PROBLEM:
Please return the whole listing, character for character.

*** Opening of STUDY MATERIAL ***

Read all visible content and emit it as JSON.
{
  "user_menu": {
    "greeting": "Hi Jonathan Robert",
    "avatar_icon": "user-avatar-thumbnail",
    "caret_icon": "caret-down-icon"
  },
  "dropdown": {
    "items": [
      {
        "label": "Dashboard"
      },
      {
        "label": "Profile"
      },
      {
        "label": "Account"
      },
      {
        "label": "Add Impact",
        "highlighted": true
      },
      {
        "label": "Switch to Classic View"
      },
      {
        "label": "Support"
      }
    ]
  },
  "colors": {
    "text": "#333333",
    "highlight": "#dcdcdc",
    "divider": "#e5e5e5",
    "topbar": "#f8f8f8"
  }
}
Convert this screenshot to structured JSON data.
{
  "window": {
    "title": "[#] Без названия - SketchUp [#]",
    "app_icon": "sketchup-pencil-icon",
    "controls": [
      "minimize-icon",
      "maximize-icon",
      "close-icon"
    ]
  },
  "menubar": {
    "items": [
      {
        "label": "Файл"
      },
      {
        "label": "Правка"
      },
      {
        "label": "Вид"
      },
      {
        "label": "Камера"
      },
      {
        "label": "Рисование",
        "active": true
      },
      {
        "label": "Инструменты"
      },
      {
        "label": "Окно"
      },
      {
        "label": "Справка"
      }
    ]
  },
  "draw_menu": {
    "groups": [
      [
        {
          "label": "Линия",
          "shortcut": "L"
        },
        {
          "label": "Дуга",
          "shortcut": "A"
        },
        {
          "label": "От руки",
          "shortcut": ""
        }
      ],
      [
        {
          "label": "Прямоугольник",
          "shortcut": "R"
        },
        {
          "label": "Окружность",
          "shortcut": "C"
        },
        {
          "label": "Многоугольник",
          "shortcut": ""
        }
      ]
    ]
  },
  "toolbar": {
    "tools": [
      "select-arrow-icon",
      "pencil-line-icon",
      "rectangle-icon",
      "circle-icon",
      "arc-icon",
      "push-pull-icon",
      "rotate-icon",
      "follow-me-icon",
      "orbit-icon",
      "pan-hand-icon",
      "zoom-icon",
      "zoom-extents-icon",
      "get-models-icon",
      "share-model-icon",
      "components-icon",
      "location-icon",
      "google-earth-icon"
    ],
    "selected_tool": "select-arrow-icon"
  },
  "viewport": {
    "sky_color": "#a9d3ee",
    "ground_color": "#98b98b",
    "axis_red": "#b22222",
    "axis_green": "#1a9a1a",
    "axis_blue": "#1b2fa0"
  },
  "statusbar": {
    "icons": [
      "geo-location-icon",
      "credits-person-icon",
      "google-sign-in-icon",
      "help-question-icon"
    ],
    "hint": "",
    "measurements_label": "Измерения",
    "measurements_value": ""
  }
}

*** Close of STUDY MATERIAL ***

REPLY:
Read all visible content and emit it as JSON.
{
  "user_menu": {
    "greeting": "Hi Jonathan Robert",
    "avatar_icon": "user-avatar-thumbnail",
    "caret_icon": "caret-down-icon"
  },
  "dropdown": {
    "items": [
      {
        "label": "Dashboard"
      },
      {
        "label": "Profile"
      },
      {
        "label": "Account"
      },
      {
        "label": "Add Impact",
        "highlighted": true
      },
      {
        "label": "Switch to Classic View"
      },
      {
        "label": "Support"
      }
    ]
  },
  "colors": {
    "text": "#333333",
    "highlight": "#dcdcdc",
    "divider": "#e5e5e5",
    "topbar": "#f8f8f8"
  }
}
Convert this screenshot to structured JSON data.
{
  "window": {
    "title": "[#] Без названия - SketchUp [#]",
    "app_icon": "sketchup-pencil-icon",
    "controls": [
      "minimize-icon",
      "maximize-icon",
      "close-icon"
    ]
  },
  "menubar": {
    "items": [
      {
        "label": "Файл"
      },
      {
        "label": "Правка"
      },
      {
        "label": "Вид"
      },
      {
        "label": "Камера"
      },
      {
        "label": "Рисование",
        "active": true
      },
      {
        "label": "Инструменты"
      },
      {
        "label": "Окно"
      },
      {
        "label": "Справка"
      }
    ]
  },
  "draw_menu": {
    "groups": [
      [
        {
          "label": "Линия",
          "shortcut": "L"
        },
        {
          "label": "Дуга",
          "shortcut": "A"
        },
        {
          "label": "От руки",
          "shortcut": ""
        }
      ],
      [
        {
          "label": "Прямоугольник",
          "shortcut": "R"
        },
        {
          "label": "Окружность",
          "shortcut": "C"
        },
        {
          "label": "Многоугольник",
          "shortcut": ""
        }
      ]
    ]
  },
  "toolbar": {
    "tools": [
      "select-arrow-icon",
      "pencil-line-icon",
      "rectangle-icon",
      "circle-icon",
      "arc-icon",
      "push-pull-icon",
      "rotate-icon",
      "follow-me-icon",
      "orbit-icon",
      "pan-hand-icon",
      "zoom-icon",
      "zoom-extents-icon",
      "get-models-icon",
      "share-model-icon",
      "components-icon",
      "location-icon",
      "google-earth-icon"
    ],
    "selected_tool": "select-arrow-icon"
  },
  "viewport": {
    "sky_color": "#a9d3ee",
    "ground_color": "#98b98b",
    "axis_red": "#b22222",
    "axis_green": "#1a9a1a",
    "axis_blue": "#1b2fa0"
  },
  "statusbar": {
    "icons": [
      "geo-location-icon",
      "credits-person-icon",
      "google-sign-in-icon",
      "help-question-icon"
    ],
    "hint": "",
    "measurements_label": "Измерения",
    "measurements_value": ""
  }
}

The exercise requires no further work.